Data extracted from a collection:
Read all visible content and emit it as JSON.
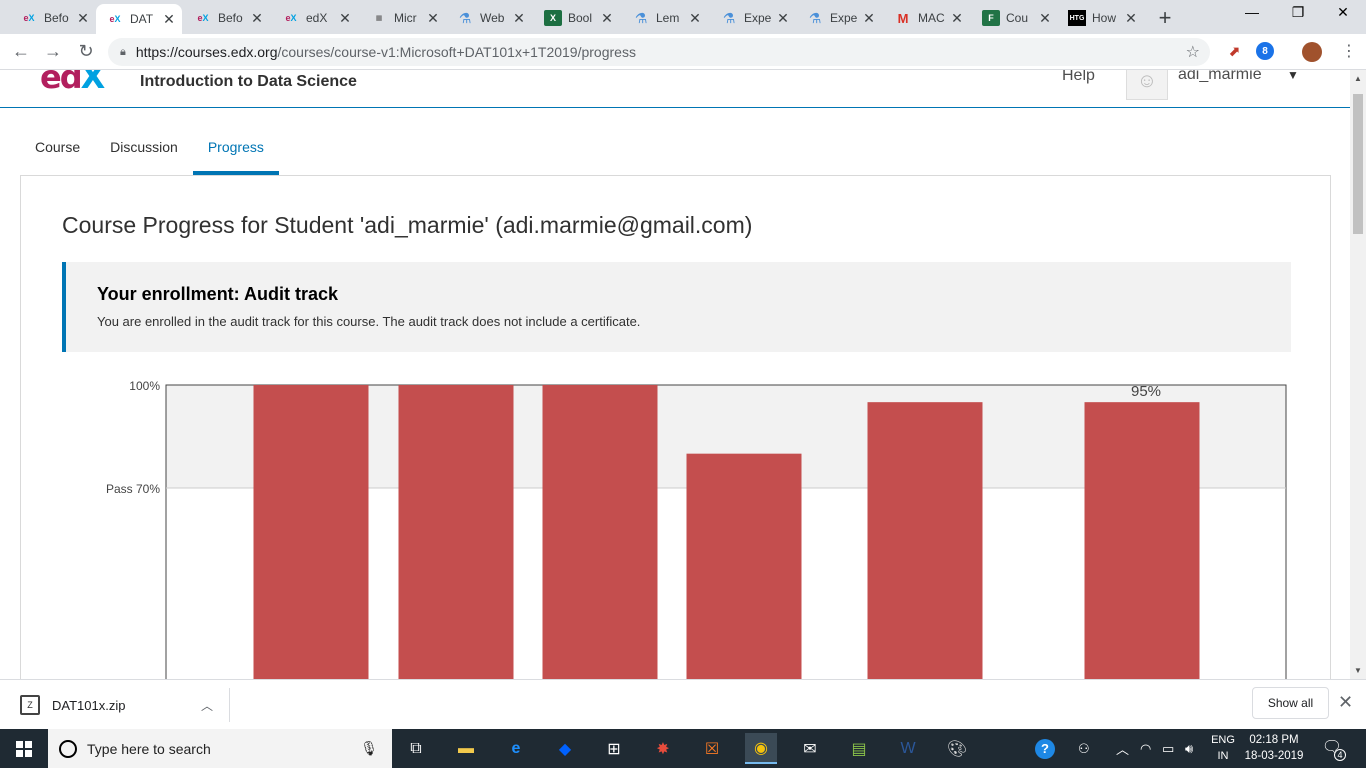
{
  "browser": {
    "tabs": [
      {
        "label": "Befo",
        "favicon": "edx-icon",
        "active": false
      },
      {
        "label": "DAT",
        "favicon": "edx-icon",
        "active": true
      },
      {
        "label": "Befo",
        "favicon": "edx-icon",
        "active": false
      },
      {
        "label": "edX",
        "favicon": "edx-icon",
        "active": false
      },
      {
        "label": "Micr",
        "favicon": "openedx-icon",
        "active": false
      },
      {
        "label": "Web",
        "favicon": "flask-icon",
        "active": false
      },
      {
        "label": "Bool",
        "favicon": "excel-icon",
        "active": false
      },
      {
        "label": "Lem",
        "favicon": "flask-icon",
        "active": false
      },
      {
        "label": "Expe",
        "favicon": "flask-icon",
        "active": false
      },
      {
        "label": "Expe",
        "favicon": "flask-icon",
        "active": false
      },
      {
        "label": "MAC",
        "favicon": "gmail-icon",
        "active": false
      },
      {
        "label": "Cou",
        "favicon": "forms-icon",
        "active": false
      },
      {
        "label": "How",
        "favicon": "htg-icon",
        "active": false
      }
    ],
    "tab_close": "✕",
    "new_tab": "+",
    "url_main": "https://courses.edx.org",
    "url_rest": "/courses/course-v1:Microsoft+DAT101x+1T2019/progress"
  },
  "header": {
    "logo": {
      "e": "e",
      "d": "d",
      "x": "X"
    },
    "course_name": "Introduction to Data Science",
    "help": "Help",
    "username": "adi_marmie"
  },
  "course_tabs": [
    {
      "label": "Course",
      "active": false
    },
    {
      "label": "Discussion",
      "active": false
    },
    {
      "label": "Progress",
      "active": true
    }
  ],
  "progress": {
    "title": "Course Progress for Student 'adi_marmie' (adi.marmie@gmail.com)",
    "enrollment_title": "Your enrollment: Audit track",
    "enrollment_text": "You are enrolled in the audit track for this course. The audit track does not include a certificate."
  },
  "chart_data": {
    "type": "bar",
    "y_tick_labels": [
      "100%",
      "Pass 70%"
    ],
    "y_ticks": [
      100,
      70
    ],
    "ylim": [
      0,
      100
    ],
    "values": [
      100,
      100,
      100,
      80,
      95,
      95
    ],
    "data_labels": [
      "",
      "",
      "",
      "",
      "",
      "95%"
    ],
    "bar_color": "#c44e4e",
    "grid": true
  },
  "downloads": {
    "file_name": "DAT101x.zip",
    "show_all": "Show all"
  },
  "taskbar": {
    "search_placeholder": "Type here to search",
    "lang_line1": "ENG",
    "lang_line2": "IN",
    "time": "02:18 PM",
    "date": "18-03-2019",
    "notifications": "4"
  }
}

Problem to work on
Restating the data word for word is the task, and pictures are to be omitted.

Response
Read all visible content and emit it as JSON.
{
  "browser": {
    "tabs": [
      {
        "label": "Befo",
        "favicon": "edx-icon",
        "active": false
      },
      {
        "label": "DAT",
        "favicon": "edx-icon",
        "active": true
      },
      {
        "label": "Befo",
        "favicon": "edx-icon",
        "active": false
      },
      {
        "label": "edX",
        "favicon": "edx-icon",
        "active": false
      },
      {
        "label": "Micr",
        "favicon": "openedx-icon",
        "active": false
      },
      {
        "label": "Web",
        "favicon": "flask-icon",
        "active": false
      },
      {
        "label": "Bool",
        "favicon": "excel-icon",
        "active": false
      },
      {
        "label": "Lem",
        "favicon": "flask-icon",
        "active": false
      },
      {
        "label": "Expe",
        "favicon": "flask-icon",
        "active": false
      },
      {
        "label": "Expe",
        "favicon": "flask-icon",
        "active": false
      },
      {
        "label": "MAC",
        "favicon": "gmail-icon",
        "active": false
      },
      {
        "label": "Cou",
        "favicon": "forms-icon",
        "active": false
      },
      {
        "label": "How",
        "favicon": "htg-icon",
        "active": false
      }
    ],
    "tab_close": "✕",
    "new_tab": "+",
    "url_main": "https://courses.edx.org",
    "url_rest": "/courses/course-v1:Microsoft+DAT101x+1T2019/progress"
  },
  "header": {
    "logo": {
      "e": "e",
      "d": "d",
      "x": "X"
    },
    "course_name": "Introduction to Data Science",
    "help": "Help",
    "username": "adi_marmie"
  },
  "course_tabs": [
    {
      "label": "Course",
      "active": false
    },
    {
      "label": "Discussion",
      "active": false
    },
    {
      "label": "Progress",
      "active": true
    }
  ],
  "progress": {
    "title": "Course Progress for Student 'adi_marmie' (adi.marmie@gmail.com)",
    "enrollment_title": "Your enrollment: Audit track",
    "enrollment_text": "You are enrolled in the audit track for this course. The audit track does not include a certificate."
  },
  "chart_data": {
    "type": "bar",
    "y_tick_labels": [
      "100%",
      "Pass 70%"
    ],
    "y_ticks": [
      100,
      70
    ],
    "ylim": [
      0,
      100
    ],
    "values": [
      100,
      100,
      100,
      80,
      95,
      95
    ],
    "data_labels": [
      "",
      "",
      "",
      "",
      "",
      "95%"
    ],
    "bar_color": "#c44e4e",
    "grid": true
  },
  "downloads": {
    "file_name": "DAT101x.zip",
    "show_all": "Show all"
  },
  "taskbar": {
    "search_placeholder": "Type here to search",
    "lang_line1": "ENG",
    "lang_line2": "IN",
    "time": "02:18 PM",
    "date": "18-03-2019",
    "notifications": "4"
  }
}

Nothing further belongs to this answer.